It seems like not too long ago, every domain name included "www." before it. Over time, people came to know that something that ended in ".com" was a digital address for a website that could be visited directly in a web browser.
Thankfully, www. is rarely included in mainstream TLDs like .com today, no matter where they are displayed. Saying and seeing www. was never a thing I enjoyed personally.
What can www. be useful for today, other than for visiting a website? Let’s talk about that, starting at the beginning:
Google does a really great job at displaying indexed domain names when you include "www." in the search. Why does this matter?
If you are interested in investing in a specific domain name, it's important to know what is indexed (listed) for a keyword, as well as the keyword's popularity. If this domain name could be considered an "upgrade" from another similar domain name, that is a good situation to be in if you own the more desirable domain.
One very helpful free tool available is DotDB.com, which I have talked about before. This free service allows you to type in a term and see the volume of "exact matches" and "string contains" for domain names registered in a variety of TLDs. In general, the more popular the term, the higher the exact match and the broad match will be.
There is one disadvantage of the DotDB.com metrics of registered domain names: You are leaving potential domain names out of your search results because of the exact match keyword function of the DotDB tool.
Welcome back, "www."; let’s get back to work!
For testing purposes, we will use a term I recently saw. The reason I picked this specific term as an example is because in a list with thousands of other domains, you may zoom right past it without batting an eye.
FiveNines.com is the example.
DotDB.com would give us our first clue that this domain name has some upgrade potential and may be a good domain name to own. To see this data: Visit DotDb.com and type: fivenines in the search box on the home page and hit Search. This results in 38 exact match and 120 broad matches. These are some good results.
Pro Tip: A good domain name asset to focus on is a domain name that I would call an "upgrade". This type of domain name would be the best because it has several similar domains already registered that relate to it. If FiveNines.com is the best domain, similar registered and potentially used domains would be FiveNinesExtraWordHere.com. The more "extra word here" or ExtraWordFiveNines.com type domains that are registered and used (developed), the better if you own the best domain without the extras.
Okay, on to the "www." Google trick you are here to learn about. Visit Google and type: www.fivenines
Do not include the TLD with your search.
You will be looking at indexed results that directly relate to the term you searched.
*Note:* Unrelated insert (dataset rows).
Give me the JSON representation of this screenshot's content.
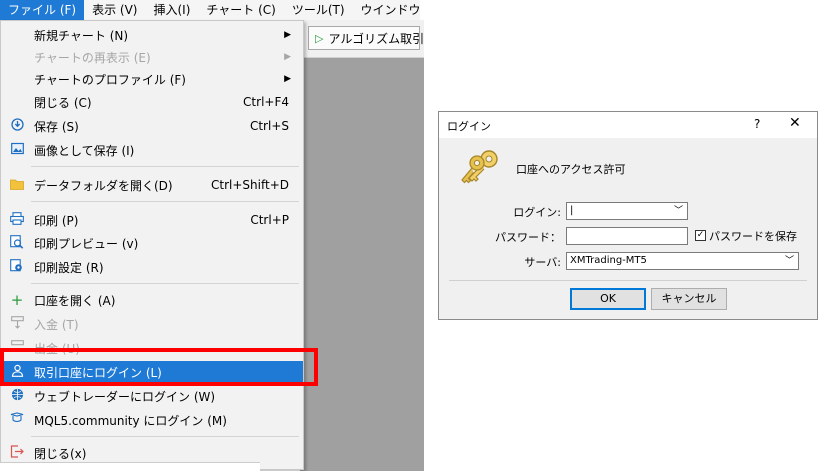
{
  "menubar": {
    "items": [
      "ファイル (F)",
      "表示 (V)",
      "挿入(I)",
      "チャート (C)",
      "ツール(T)",
      "ウインドウ"
    ]
  },
  "toolbar": {
    "algo_trading": "アルゴリズム取引"
  },
  "file_menu": {
    "items": [
      {
        "label": "新規チャート (N)",
        "submenu": true,
        "shortcut": "",
        "icon": "",
        "disabled": false
      },
      {
        "label": "チャートの再表示 (E)",
        "submenu": true,
        "shortcut": "",
        "icon": "",
        "disabled": true
      },
      {
        "label": "チャートのプロファイル (F)",
        "submenu": true,
        "shortcut": "",
        "icon": "",
        "disabled": false
      },
      {
        "label": "閉じる (C)",
        "submenu": false,
        "shortcut": "Ctrl+F4",
        "icon": "",
        "disabled": false
      },
      {
        "label": "保存 (S)",
        "submenu": false,
        "shortcut": "Ctrl+S",
        "icon": "save-icon",
        "disabled": false
      },
      {
        "label": "画像として保存 (I)",
        "submenu": false,
        "shortcut": "",
        "icon": "image-icon",
        "disabled": false
      },
      {
        "label": "データフォルダを開く(D)",
        "submenu": false,
        "shortcut": "Ctrl+Shift+D",
        "icon": "folder-icon",
        "disabled": false
      },
      {
        "label": "印刷 (P)",
        "submenu": false,
        "shortcut": "Ctrl+P",
        "icon": "printer-icon",
        "disabled": false
      },
      {
        "label": "印刷プレビュー (v)",
        "submenu": false,
        "shortcut": "",
        "icon": "print-preview-icon",
        "disabled": false
      },
      {
        "label": "印刷設定 (R)",
        "submenu": false,
        "shortcut": "",
        "icon": "print-settings-icon",
        "disabled": false
      },
      {
        "label": "口座を開く (A)",
        "submenu": false,
        "shortcut": "",
        "icon": "plus-icon",
        "disabled": false
      },
      {
        "label": "入金 (T)",
        "submenu": false,
        "shortcut": "",
        "icon": "deposit-icon",
        "disabled": true
      },
      {
        "label": "出金 (U)",
        "submenu": false,
        "shortcut": "",
        "icon": "withdraw-icon",
        "disabled": true
      },
      {
        "label": "取引口座にログイン (L)",
        "submenu": false,
        "shortcut": "",
        "icon": "user-icon",
        "disabled": false,
        "highlighted": true
      },
      {
        "label": "ウェブトレーダーにログイン (W)",
        "submenu": false,
        "shortcut": "",
        "icon": "globe-icon",
        "disabled": false
      },
      {
        "label": "MQL5.community にログイン (M)",
        "submenu": false,
        "shortcut": "",
        "icon": "mql5-icon",
        "disabled": false
      },
      {
        "label": "閉じる(x)",
        "submenu": false,
        "shortcut": "",
        "icon": "exit-icon",
        "disabled": false
      }
    ]
  },
  "login_dialog": {
    "title": "ログイン",
    "help": "?",
    "close": "✕",
    "heading": "口座へのアクセス許可",
    "login_label": "ログイン:",
    "login_value": "|",
    "password_label": "パスワード：",
    "save_password_label": "パスワードを保存",
    "save_password_checked": true,
    "server_label": "サーバ:",
    "server_value": "XMTrading-MT5",
    "ok_label": "OK",
    "cancel_label": "キャンセル"
  },
  "colors": {
    "highlight": "#1f7ad6",
    "annotation_red": "#ff0000"
  }
}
These will often include the exact match term you entered, but in various TLDs (.co.uk, .info) that are developed websites as well as broad matching terms that are also developed sites. (Best if these companies brand as the exact search term you searched).
In general, Google will do an outstanding job at displaying very relevant indexed results to your search and matching domains to it. Keep in mind that many of these are active websites and businesses behind them.
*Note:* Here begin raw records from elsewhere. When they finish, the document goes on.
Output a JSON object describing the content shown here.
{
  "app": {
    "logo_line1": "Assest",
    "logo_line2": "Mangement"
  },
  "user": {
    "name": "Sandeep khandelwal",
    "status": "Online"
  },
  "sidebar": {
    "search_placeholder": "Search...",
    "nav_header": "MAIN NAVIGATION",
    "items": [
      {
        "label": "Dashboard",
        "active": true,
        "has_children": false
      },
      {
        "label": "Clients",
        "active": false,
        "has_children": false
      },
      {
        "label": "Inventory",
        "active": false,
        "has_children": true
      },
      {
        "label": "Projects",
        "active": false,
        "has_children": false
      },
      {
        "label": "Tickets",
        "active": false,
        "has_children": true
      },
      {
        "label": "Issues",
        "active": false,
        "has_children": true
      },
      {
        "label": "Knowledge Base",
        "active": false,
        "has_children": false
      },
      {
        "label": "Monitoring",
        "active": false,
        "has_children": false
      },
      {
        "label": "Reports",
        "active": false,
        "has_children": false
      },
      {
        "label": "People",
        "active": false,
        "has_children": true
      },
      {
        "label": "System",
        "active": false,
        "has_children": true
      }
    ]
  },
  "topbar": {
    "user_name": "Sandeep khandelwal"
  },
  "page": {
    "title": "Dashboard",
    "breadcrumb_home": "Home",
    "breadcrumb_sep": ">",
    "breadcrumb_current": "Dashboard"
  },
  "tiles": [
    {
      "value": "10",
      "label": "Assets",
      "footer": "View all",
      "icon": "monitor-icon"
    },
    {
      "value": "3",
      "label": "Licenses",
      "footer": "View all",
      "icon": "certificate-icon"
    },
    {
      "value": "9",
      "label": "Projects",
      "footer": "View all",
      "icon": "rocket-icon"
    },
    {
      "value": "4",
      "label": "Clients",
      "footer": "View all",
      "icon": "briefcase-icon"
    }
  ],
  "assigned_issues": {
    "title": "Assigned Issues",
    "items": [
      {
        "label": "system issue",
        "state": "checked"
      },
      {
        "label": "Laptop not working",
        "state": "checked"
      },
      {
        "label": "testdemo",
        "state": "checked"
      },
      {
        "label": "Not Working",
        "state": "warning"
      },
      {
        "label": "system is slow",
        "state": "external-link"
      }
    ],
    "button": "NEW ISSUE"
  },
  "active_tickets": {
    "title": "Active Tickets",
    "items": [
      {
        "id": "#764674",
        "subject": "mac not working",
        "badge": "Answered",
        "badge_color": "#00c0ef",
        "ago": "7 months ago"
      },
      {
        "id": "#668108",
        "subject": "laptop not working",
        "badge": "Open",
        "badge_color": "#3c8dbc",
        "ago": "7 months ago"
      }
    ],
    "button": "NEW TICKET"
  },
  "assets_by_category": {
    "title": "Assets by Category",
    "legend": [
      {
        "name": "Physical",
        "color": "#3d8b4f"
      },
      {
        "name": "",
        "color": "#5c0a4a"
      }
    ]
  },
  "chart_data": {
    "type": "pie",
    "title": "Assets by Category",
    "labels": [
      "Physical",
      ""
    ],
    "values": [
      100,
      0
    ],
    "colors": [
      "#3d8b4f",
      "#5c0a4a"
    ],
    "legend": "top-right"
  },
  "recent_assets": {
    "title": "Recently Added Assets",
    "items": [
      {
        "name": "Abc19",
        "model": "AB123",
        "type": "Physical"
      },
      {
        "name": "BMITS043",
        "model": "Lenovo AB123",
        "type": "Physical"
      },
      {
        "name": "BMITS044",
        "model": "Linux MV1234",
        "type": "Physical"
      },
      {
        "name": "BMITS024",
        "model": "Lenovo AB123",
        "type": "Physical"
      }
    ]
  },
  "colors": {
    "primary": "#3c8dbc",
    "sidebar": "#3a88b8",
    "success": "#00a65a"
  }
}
Not only will Google display exact relating domain names, you will also see business filings, trademark listings, Yelp listings, social media-related topics, and many more things directly relating to the term you searched.
Fascinating! Give it a try yourself.
To blow your mind some more with the Google "www." trick, Google even helps highlight domains like FiveNC.com, which is a company called Five Nines Consulting. This domain and relevant business likely would be interested in FiveNines.com.
Although DotDB data is pretty epic, they miss the mark on relevant companies that use off-brand domains like FiveNC.com, which would be excluded in a fivenines DotDB search. Similar domains like 59Systems.com (FiveNines Systems LLC) were spotted and highlighted by the Google www. trick and many, many relevant domains and businesses.
Although the "www." Google trick isn’t something that you can automate (that I'm aware of), using DotDB data to highlight terms to narrow down a list can make manually viewing the Google "www." trick data a bit easier.
Personally, I normally look at about 5 pages worth of data on Google when doing the search technique, which should give you the insights and data you need to make your decision.
Happy hunting and I hope this search trick helps you in some way.
Extra Tip: Using the Google "www." trick is a great way to help find end-user buyers of relevant domain names.